This is what the email from Totillo to Koretzky said to give you some context:

Patricia had messed up in writing about former friends and housemates without always acknowledging that they were former friends and housemates. She thought some of it was obvious and in other cases didn’t think it was relevant. Her passion for covering interesting games big and small should be obvious to anyone who regularly reads Kotaku, and I don’t think at all that she was ever plugging work that she didn’t think was cool. But disclosure is good to ward off even the appearance of impropriety. That’s why back in August after I tweeted about my standards for disclosure, basically If you think readers would want to know how you know a person, you should tell them… And after people dug through her entire Twitter history to raise questions about people she tweeted with, we then applied updates to some of the articles she’d written. Mind you, Patricia is someone who has been harassed by people who don’t like her work and spread fake articles to discredit her. She’s had to deal with a lot of bullshit along the way, all the while writing some the best and most interesting stories about games month in and month out.”

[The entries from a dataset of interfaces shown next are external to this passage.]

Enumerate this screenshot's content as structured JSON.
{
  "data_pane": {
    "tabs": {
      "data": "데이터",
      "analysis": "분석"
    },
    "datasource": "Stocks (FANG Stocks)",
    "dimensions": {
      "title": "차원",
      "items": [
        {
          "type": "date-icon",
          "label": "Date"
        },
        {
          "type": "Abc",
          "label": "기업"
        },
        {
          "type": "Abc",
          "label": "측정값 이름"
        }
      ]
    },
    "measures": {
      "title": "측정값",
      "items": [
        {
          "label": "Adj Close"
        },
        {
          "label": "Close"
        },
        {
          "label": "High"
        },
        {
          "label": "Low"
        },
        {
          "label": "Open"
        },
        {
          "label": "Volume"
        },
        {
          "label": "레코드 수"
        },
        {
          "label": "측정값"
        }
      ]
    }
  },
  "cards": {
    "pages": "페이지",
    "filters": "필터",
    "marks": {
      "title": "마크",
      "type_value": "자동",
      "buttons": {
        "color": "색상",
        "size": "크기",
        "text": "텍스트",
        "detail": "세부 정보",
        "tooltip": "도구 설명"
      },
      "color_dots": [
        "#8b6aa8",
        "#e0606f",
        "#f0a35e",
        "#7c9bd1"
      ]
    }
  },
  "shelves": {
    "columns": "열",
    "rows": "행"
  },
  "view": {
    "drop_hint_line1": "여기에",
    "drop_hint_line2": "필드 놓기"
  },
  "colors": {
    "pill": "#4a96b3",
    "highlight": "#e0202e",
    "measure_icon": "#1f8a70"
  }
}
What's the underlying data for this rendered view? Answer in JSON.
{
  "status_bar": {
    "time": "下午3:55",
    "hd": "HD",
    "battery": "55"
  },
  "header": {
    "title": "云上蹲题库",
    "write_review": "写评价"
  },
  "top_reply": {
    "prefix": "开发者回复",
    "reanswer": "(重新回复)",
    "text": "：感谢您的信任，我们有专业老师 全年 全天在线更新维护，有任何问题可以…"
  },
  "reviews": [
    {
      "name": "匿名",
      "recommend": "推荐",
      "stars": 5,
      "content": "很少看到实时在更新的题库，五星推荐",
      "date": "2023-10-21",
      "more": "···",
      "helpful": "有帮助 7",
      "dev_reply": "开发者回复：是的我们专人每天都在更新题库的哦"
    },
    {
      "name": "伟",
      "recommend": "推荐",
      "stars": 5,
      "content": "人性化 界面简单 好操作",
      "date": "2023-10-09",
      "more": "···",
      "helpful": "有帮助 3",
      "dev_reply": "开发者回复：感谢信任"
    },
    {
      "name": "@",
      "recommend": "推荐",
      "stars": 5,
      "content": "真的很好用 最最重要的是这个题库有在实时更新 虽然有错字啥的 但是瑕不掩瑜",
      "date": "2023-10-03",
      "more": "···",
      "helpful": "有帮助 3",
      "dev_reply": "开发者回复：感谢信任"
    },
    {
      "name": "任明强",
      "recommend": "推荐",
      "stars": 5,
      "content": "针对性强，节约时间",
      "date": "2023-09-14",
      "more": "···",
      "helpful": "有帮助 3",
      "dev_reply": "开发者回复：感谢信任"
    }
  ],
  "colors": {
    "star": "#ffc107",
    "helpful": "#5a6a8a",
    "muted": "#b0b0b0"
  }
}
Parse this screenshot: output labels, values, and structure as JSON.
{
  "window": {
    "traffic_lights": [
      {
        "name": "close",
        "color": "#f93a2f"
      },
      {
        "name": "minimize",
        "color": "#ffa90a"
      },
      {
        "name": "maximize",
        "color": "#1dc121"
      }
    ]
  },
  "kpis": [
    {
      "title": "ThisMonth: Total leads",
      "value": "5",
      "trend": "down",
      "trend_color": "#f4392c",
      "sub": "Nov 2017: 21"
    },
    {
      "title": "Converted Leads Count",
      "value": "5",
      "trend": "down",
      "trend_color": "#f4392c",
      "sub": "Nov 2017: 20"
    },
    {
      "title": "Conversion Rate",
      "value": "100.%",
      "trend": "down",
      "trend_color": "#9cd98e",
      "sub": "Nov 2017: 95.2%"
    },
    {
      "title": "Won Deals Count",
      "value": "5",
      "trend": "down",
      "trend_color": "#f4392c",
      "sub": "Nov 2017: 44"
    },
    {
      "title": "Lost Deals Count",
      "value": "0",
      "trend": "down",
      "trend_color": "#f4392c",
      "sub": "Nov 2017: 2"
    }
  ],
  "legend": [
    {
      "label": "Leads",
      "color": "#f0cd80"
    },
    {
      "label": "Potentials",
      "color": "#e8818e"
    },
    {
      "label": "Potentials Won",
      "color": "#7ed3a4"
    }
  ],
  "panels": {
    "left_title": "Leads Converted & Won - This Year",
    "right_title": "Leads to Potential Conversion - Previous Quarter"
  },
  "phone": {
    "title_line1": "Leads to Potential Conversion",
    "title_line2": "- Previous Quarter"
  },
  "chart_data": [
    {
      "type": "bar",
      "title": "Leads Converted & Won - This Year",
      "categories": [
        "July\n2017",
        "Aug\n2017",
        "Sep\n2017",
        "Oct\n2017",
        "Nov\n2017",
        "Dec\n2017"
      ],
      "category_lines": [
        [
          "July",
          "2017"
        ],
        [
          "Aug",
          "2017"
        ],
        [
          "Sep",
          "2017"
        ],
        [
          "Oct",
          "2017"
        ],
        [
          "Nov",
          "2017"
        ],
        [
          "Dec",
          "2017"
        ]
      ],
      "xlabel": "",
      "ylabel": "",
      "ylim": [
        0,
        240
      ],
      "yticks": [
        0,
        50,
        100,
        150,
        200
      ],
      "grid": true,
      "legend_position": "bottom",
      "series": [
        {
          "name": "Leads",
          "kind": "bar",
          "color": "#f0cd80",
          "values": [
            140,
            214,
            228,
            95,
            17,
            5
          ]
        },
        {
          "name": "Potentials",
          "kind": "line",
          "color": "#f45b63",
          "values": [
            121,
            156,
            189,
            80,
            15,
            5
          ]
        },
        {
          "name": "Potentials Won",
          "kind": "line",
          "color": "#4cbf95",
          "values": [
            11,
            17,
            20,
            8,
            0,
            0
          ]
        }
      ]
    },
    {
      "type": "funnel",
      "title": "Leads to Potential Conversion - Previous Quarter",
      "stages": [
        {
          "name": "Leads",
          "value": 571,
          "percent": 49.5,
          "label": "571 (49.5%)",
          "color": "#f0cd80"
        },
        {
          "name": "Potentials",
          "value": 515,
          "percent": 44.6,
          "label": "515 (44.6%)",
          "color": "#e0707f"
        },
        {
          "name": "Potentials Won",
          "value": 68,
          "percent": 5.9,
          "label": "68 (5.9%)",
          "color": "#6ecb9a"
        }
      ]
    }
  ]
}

Gamespot also was a topic during the discussion, on how the site fired Jeff Gerstmann in 2007 because he gave Kane & Lynch: Dead Men a bad review. Because of the ad money that the publisher gave the site, Gamespot decided to fire him, touching off an internet firestorm. Many credit that for being the opening shot of gamer gate, for bringing ethical issues to the forefront of games media for the first time.

This has been Part 1 of a multi-part series.